**WHAT IS REQUIRED:** Could you set down every entry below exactly as it is?

**INPUT DATA:**
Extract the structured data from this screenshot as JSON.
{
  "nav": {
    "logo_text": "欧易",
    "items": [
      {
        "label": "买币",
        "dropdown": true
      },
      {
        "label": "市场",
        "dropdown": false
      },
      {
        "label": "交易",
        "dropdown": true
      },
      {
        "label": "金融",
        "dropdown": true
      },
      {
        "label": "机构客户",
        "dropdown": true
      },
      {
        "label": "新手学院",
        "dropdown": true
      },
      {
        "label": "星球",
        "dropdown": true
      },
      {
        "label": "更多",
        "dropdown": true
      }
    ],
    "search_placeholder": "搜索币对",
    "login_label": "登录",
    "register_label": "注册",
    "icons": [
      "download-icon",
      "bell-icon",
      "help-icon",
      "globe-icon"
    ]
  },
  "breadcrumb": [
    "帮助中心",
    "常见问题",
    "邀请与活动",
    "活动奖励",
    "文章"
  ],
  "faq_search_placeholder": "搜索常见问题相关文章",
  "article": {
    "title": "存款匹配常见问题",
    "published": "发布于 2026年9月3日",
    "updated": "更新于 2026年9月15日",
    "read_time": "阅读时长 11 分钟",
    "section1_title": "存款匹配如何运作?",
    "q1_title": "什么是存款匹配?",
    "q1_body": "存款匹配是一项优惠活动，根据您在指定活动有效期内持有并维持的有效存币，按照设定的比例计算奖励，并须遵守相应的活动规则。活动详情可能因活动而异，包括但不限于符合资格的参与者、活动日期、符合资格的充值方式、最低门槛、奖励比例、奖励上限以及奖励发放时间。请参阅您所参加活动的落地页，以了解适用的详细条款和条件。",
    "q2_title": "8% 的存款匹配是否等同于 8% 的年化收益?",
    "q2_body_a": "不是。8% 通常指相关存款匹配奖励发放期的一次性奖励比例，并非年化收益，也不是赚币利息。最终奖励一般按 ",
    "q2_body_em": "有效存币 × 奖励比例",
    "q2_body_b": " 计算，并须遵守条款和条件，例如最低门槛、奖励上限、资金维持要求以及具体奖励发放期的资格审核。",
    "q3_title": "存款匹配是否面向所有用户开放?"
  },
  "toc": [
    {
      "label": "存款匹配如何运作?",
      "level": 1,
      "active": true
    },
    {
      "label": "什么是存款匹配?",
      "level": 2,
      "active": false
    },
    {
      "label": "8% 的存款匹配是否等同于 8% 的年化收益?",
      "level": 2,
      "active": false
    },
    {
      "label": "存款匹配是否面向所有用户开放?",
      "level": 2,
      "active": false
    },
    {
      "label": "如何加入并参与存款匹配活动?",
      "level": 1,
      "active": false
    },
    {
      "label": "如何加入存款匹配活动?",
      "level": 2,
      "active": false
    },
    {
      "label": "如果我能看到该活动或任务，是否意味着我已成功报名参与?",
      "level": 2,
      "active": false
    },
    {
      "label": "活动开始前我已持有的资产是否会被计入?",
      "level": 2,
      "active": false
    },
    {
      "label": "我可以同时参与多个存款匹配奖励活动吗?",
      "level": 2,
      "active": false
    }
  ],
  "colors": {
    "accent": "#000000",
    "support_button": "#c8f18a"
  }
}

**THE ANSWER:**
Extract the structured data from this screenshot as JSON.
{
  "nav": {
    "logo_text": "欧易",
    "items": [
      {
        "label": "买币",
        "dropdown": true
      },
      {
        "label": "市场",
        "dropdown": false
      },
      {
        "label": "交易",
        "dropdown": true
      },
      {
        "label": "金融",
        "dropdown": true
      },
      {
        "label": "机构客户",
        "dropdown": true
      },
      {
        "label": "新手学院",
        "dropdown": true
      },
      {
        "label": "星球",
        "dropdown": true
      },
      {
        "label": "更多",
        "dropdown": true
      }
    ],
    "search_placeholder": "搜索币对",
    "login_label": "登录",
    "register_label": "注册",
    "icons": [
      "download-icon",
      "bell-icon",
      "help-icon",
      "globe-icon"
    ]
  },
  "breadcrumb": [
    "帮助中心",
    "常见问题",
    "邀请与活动",
    "活动奖励",
    "文章"
  ],
  "faq_search_placeholder": "搜索常见问题相关文章",
  "article": {
    "title": "存款匹配常见问题",
    "published": "发布于 2026年9月3日",
    "updated": "更新于 2026年9月15日",
    "read_time": "阅读时长 11 分钟",
    "section1_title": "存款匹配如何运作?",
    "q1_title": "什么是存款匹配?",
    "q1_body": "存款匹配是一项优惠活动，根据您在指定活动有效期内持有并维持的有效存币，按照设定的比例计算奖励，并须遵守相应的活动规则。活动详情可能因活动而异，包括但不限于符合资格的参与者、活动日期、符合资格的充值方式、最低门槛、奖励比例、奖励上限以及奖励发放时间。请参阅您所参加活动的落地页，以了解适用的详细条款和条件。",
    "q2_title": "8% 的存款匹配是否等同于 8% 的年化收益?",
    "q2_body_a": "不是。8% 通常指相关存款匹配奖励发放期的一次性奖励比例，并非年化收益，也不是赚币利息。最终奖励一般按 ",
    "q2_body_em": "有效存币 × 奖励比例",
    "q2_body_b": " 计算，并须遵守条款和条件，例如最低门槛、奖励上限、资金维持要求以及具体奖励发放期的资格审核。",
    "q3_title": "存款匹配是否面向所有用户开放?"
  },
  "toc": [
    {
      "label": "存款匹配如何运作?",
      "level": 1,
      "active": true
    },
    {
      "label": "什么是存款匹配?",
      "level": 2,
      "active": false
    },
    {
      "label": "8% 的存款匹配是否等同于 8% 的年化收益?",
      "level": 2,
      "active": false
    },
    {
      "label": "存款匹配是否面向所有用户开放?",
      "level": 2,
      "active": false
    },
    {
      "label": "如何加入并参与存款匹配活动?",
      "level": 1,
      "active": false
    },
    {
      "label": "如何加入存款匹配活动?",
      "level": 2,
      "active": false
    },
    {
      "label": "如果我能看到该活动或任务，是否意味着我已成功报名参与?",
      "level": 2,
      "active": false
    },
    {
      "label": "活动开始前我已持有的资产是否会被计入?",
      "level": 2,
      "active": false
    },
    {
      "label": "我可以同时参与多个存款匹配奖励活动吗?",
      "level": 2,
      "active": false
    }
  ],
  "colors": {
    "accent": "#000000",
    "support_button": "#c8f18a"
  }
}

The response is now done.